NEWPORT NEWS, Va (WAVY) — After more than a year of debate, the City of Newport News committed to building a new Huntington Middle School on the site of the old one.
“My goal is to make it center of the community again,” said Mayor McKinley Price on Tuesday at a joint meeting of City Council and the School Board at the Downing Gross Cultural Arts Center.
The Newport News School Board voted to close the 80-plus-year-old building last year due to its deteriorating condition.
However, the entire time members from the Huntington Alumni Association, who hark from the building’s high school days, have pleaded with leaders to save the school.

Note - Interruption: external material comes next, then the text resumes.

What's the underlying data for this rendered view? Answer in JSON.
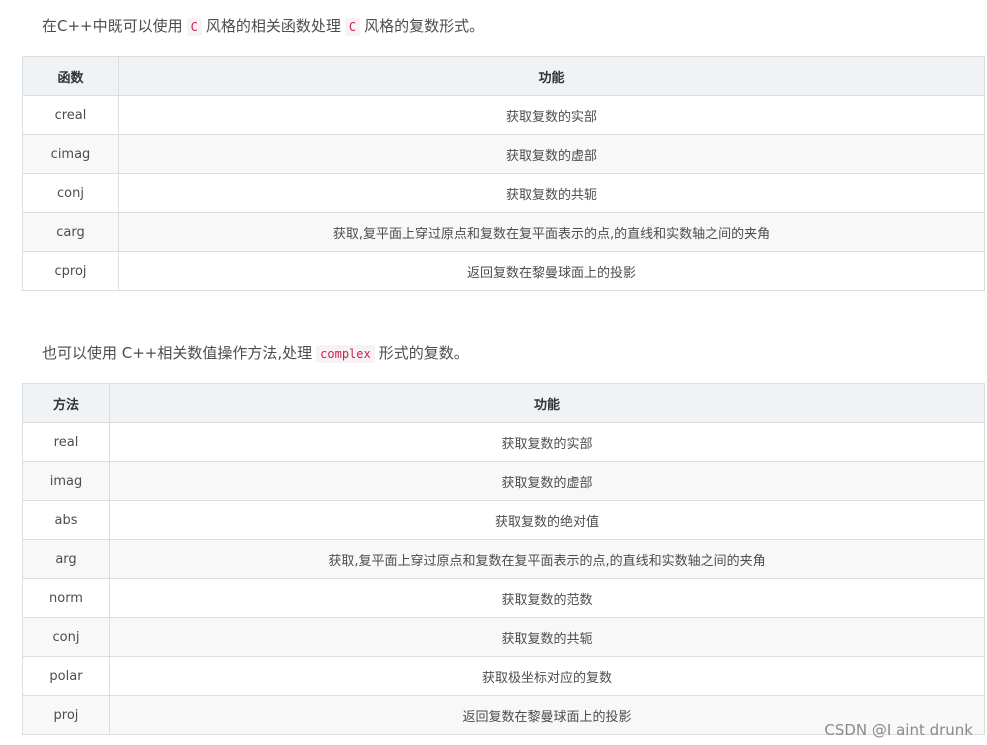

“Without that school … this place, when it comes to African Americans, would be a dire place,” said Ernst Thompson, a graduate of the school. “To hear the city council and school board to come together and to commit to rebuilding that school, man I feel like I’m floating.”

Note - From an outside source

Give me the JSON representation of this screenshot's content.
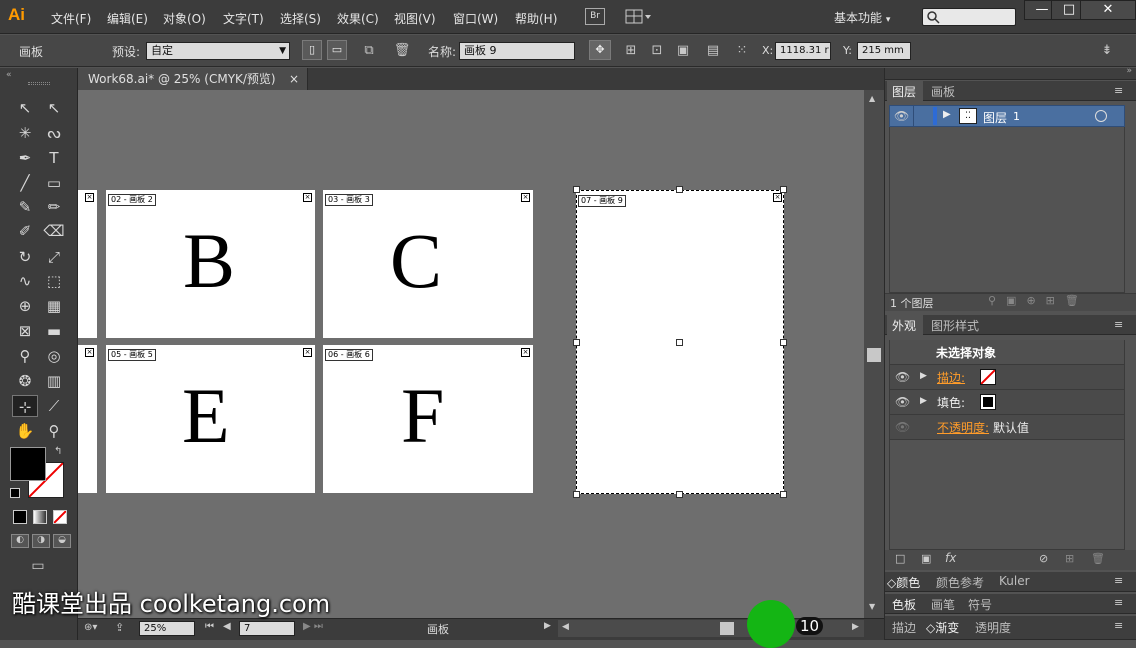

However, the announcement came with the School Board and Council on slightly different pages on how to proceed. Superintendent of Schools Dr. George Parker III, along with several School Board members expressed the desire for a specific time table.
“We would hope to have a new building in place in 2-3 years,” Parker said in the meeting. “It’s not ideal to have partial middle school in Heritage High School.”
Seventh and eighth graders who would have been distracted for Huntington currently attend Heritage, while sixth graders in Huntington’s zone are split up between Hines and Crittenden middle schools.
“Overpopulating or reaching those schools to capacity, we are also minimizing opportunities to other students who want to access rigorous programming in those schools,” Parker said.
A conceptual plan for a new Huntington has already been completed to the tune of $150,000. The School Board has asked City Council for $50 million to rebuild the school.
Mayor Price on the other hand, wants to study the overall site first to see what other public services could be addressed with the project.
“Our fiscal responsibility is doing what is best for the entire community for all the residents,” Price said. “The schools are doing what they are supposed to do. Their number 1, that’s the school and City Council is doing what they are supposed to do. That’s looking at the community.”
Price would not commit to a timeline other than to say he would focus on an expedited plan.